‘This book would be useful for trainee nurses and nurses seeking to practice in the US.’
Title: Psychiatric Nursing (seventh edition)
Edited by: Norman L Keltner & Debbie Steele
Reviewer: Paul Veitch, nurse consultant
What was it like?
A multi-authored textbook, presented here in its seventh revision since first publication in 1991, is a longstanding feature of university libraries and bookshelves across the English speaking world. Setting out the central message of the book Keltner describes how therapeutic use of self, the environment and medicines are at the heart of “psychotherapeutic care” and of psychiatric nursing. A series of chapters on some aspects fundamental to care and on the care environment is coupled with a major focus on psychopharmacological treatments and then patient care issues divided by major diagnostic related groups having an onus of psychopathology.

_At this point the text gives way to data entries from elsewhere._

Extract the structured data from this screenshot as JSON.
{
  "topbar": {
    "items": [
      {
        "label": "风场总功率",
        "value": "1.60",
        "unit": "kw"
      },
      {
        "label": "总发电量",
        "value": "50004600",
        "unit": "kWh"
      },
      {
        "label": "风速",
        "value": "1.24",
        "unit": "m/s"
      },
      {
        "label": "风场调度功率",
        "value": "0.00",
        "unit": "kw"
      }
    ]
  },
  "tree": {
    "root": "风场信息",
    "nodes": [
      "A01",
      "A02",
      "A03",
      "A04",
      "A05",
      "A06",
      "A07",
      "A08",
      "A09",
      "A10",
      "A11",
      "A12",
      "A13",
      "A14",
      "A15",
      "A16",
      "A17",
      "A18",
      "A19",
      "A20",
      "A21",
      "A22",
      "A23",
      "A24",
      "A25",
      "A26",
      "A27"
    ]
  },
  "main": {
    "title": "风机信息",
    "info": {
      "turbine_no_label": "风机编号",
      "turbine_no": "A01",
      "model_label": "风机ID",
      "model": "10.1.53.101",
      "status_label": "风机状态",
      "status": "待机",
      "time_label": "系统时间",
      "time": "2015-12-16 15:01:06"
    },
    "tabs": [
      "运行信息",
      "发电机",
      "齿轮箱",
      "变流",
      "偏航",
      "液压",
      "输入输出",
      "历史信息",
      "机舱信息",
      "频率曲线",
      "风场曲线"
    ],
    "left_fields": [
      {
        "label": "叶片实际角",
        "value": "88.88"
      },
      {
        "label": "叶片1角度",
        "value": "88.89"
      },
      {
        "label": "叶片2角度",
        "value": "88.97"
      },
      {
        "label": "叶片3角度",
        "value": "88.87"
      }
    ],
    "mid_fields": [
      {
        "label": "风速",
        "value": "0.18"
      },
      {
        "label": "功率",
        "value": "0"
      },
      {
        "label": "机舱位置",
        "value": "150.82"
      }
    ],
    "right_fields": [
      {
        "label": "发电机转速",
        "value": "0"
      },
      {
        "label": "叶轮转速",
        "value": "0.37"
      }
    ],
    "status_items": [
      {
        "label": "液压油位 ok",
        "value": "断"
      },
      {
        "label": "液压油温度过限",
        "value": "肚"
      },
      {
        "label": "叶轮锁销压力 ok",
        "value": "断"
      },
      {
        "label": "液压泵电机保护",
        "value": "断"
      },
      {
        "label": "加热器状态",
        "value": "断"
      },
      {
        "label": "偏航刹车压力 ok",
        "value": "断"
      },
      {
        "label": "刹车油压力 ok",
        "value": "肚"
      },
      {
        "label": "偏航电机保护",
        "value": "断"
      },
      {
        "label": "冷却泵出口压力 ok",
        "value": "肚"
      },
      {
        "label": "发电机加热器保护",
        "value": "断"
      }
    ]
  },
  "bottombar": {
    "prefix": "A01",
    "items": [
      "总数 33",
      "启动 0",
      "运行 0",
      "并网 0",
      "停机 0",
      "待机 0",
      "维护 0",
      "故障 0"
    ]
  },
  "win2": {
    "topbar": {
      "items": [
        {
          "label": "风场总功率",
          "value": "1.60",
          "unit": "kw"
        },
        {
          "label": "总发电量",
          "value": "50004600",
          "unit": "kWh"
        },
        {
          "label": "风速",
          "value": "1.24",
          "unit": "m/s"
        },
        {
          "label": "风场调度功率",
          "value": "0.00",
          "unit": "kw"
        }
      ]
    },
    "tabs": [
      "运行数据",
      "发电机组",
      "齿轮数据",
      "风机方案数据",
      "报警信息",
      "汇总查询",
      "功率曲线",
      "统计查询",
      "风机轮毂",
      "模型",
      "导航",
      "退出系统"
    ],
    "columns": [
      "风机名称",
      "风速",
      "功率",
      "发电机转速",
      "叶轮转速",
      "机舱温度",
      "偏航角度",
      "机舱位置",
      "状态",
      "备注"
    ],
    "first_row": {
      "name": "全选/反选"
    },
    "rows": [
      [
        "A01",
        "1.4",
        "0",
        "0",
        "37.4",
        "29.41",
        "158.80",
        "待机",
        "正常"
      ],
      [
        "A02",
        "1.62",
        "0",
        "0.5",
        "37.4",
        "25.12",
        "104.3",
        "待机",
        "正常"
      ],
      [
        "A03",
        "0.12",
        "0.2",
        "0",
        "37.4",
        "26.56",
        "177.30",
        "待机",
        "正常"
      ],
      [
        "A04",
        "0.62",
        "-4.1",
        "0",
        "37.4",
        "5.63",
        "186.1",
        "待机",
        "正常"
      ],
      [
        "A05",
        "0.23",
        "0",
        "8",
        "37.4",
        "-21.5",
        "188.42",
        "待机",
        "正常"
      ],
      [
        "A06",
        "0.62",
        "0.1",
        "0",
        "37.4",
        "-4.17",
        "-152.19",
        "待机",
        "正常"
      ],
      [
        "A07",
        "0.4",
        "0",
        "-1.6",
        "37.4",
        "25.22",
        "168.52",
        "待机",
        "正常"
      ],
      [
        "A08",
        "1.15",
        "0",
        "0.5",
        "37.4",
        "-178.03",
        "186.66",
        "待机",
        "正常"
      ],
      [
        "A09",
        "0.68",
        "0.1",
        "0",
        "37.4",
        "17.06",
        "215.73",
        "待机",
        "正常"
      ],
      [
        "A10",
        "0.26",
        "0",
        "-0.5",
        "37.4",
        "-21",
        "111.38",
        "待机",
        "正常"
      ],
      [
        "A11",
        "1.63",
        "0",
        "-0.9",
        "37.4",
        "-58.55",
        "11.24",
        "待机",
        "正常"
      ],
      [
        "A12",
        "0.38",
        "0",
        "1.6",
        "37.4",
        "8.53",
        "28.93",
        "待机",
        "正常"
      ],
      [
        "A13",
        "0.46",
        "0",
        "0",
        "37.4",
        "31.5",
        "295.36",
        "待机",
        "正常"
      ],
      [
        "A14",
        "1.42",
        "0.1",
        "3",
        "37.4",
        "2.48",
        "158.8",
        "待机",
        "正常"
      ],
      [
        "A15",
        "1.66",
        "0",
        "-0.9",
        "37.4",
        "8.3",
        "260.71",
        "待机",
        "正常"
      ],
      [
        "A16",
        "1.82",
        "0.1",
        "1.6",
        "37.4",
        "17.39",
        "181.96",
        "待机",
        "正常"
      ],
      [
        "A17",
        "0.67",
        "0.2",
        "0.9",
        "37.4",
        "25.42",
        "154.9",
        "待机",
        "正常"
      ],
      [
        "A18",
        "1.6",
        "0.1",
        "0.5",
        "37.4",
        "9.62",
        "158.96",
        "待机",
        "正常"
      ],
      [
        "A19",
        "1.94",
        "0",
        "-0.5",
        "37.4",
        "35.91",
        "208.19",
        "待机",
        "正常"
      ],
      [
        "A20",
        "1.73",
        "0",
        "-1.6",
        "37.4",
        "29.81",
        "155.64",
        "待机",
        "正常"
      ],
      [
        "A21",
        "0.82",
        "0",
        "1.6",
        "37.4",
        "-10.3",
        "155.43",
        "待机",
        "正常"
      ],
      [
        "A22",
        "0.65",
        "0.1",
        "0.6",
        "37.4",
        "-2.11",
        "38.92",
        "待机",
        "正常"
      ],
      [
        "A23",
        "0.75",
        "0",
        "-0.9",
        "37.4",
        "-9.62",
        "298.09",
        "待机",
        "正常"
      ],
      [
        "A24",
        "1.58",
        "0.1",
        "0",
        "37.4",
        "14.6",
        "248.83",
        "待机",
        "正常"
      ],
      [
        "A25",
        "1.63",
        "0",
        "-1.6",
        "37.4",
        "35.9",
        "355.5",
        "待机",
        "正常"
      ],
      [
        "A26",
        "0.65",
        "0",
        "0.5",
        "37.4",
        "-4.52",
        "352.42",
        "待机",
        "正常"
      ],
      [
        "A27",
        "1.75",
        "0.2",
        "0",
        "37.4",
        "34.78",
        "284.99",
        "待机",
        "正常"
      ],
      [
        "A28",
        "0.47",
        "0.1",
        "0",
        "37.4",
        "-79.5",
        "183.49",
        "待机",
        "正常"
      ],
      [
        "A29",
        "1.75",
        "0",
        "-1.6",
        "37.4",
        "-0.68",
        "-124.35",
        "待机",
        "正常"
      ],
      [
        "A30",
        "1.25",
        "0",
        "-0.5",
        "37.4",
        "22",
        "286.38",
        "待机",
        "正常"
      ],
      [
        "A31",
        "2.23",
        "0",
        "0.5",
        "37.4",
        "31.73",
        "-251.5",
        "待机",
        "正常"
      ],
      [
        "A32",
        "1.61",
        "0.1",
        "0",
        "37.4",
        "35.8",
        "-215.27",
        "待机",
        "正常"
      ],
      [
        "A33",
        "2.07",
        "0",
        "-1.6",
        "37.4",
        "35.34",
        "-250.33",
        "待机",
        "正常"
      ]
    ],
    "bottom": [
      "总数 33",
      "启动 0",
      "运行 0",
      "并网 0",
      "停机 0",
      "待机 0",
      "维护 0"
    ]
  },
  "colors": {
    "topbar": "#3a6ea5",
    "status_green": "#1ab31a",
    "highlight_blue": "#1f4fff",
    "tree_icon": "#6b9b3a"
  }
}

An additional section breaks down survivors of violence; children and adolescents; older adults and then armed forces veterans for special attention.
What were the highlights?
The regular appearance of the editor in chief in a “MAD magazine” style, caricature portrait, neatly gives readers a helpful summary of why the chapter is important and how it will aide the readers academic, clinical and professional development.
In the unit dealing with the science fundamental to psychiatric nursing the significant content emphasis on biomedical explanations serves as a detailed introduction to brain biology.
Strengths & weaknesses:
The book is clearly and neatly laid out with multiple figures and tables, learning objectives, clinical examples and boxes summarising key points of learning or related information including “critical thinking” prompts.
The chapter on legal issues is potentially confusing to non-American or novice readers and therefore best avoided. Similarly the medicines chapters, where some medicines are not licensed for UK use and trade names differ. The book lacks an international focus and at times presents opinion as fact, which should be open to more critical analysis or at least prompt such analysis in the reader.
At 538 pages the title includes a detailed glossary, index and as appendices, an overview of the latest revision of the American Diagnostic and Statistical Manual plus a list of North American Nursing Diagnosis Association diagnoses. Nursing diagnosis as a concept is not widely taught in the UK and without background knowledge of their use, this has limited utility.
The associated online resources, which accompany the book, are appealing and serve as a useful alternative learning resource. However responses to the “critical thinking” boxes throughout the book are at times given less than comprehensive responses and the videos often consist of slides with at times disappointing audio quality.
The onus on medicines delimits the usefulness of this text, overstating the centrality of this to nursing. To focus so much on the importance of medicinal interventions to psychiatric nursing, risks giving the learner nurse an over-simplified and medical model for nursing.
This title will struggle to justify its long term place in UK libraries. More comprehensive alternative titles, better suited to UK nurse education programmes are now available.
Who should read it?
Trainee nurses and nurses seeking to practice in the US.
psychiatric nursing (seventh edition)